[[ Raw data open ]]

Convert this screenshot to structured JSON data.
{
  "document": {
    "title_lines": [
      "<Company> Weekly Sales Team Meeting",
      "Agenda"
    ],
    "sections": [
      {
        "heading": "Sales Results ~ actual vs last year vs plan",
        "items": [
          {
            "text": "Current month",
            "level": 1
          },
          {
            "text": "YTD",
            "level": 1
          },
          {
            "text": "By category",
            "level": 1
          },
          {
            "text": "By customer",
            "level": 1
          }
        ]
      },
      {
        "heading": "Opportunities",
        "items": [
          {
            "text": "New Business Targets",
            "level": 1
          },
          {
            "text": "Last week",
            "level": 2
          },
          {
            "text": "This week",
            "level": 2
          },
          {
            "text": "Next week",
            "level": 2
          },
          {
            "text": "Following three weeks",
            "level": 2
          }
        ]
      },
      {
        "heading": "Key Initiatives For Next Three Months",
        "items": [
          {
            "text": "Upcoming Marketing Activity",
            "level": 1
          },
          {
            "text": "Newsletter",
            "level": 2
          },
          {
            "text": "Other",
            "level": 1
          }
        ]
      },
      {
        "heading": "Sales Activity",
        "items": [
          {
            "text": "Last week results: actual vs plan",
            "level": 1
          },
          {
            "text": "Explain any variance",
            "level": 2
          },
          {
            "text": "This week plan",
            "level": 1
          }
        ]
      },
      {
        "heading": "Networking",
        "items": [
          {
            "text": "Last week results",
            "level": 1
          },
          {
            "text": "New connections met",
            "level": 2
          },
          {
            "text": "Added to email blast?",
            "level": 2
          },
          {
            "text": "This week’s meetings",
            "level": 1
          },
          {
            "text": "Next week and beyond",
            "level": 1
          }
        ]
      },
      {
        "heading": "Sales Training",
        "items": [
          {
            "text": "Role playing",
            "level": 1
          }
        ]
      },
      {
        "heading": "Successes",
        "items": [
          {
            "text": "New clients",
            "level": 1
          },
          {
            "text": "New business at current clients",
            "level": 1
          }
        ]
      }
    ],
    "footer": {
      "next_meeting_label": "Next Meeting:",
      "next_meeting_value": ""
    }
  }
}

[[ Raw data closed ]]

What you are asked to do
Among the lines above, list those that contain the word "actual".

The completed task
        "heading": "Sales Results ~ actual vs last year vs plan",
            "text": "Last week results: actual vs plan",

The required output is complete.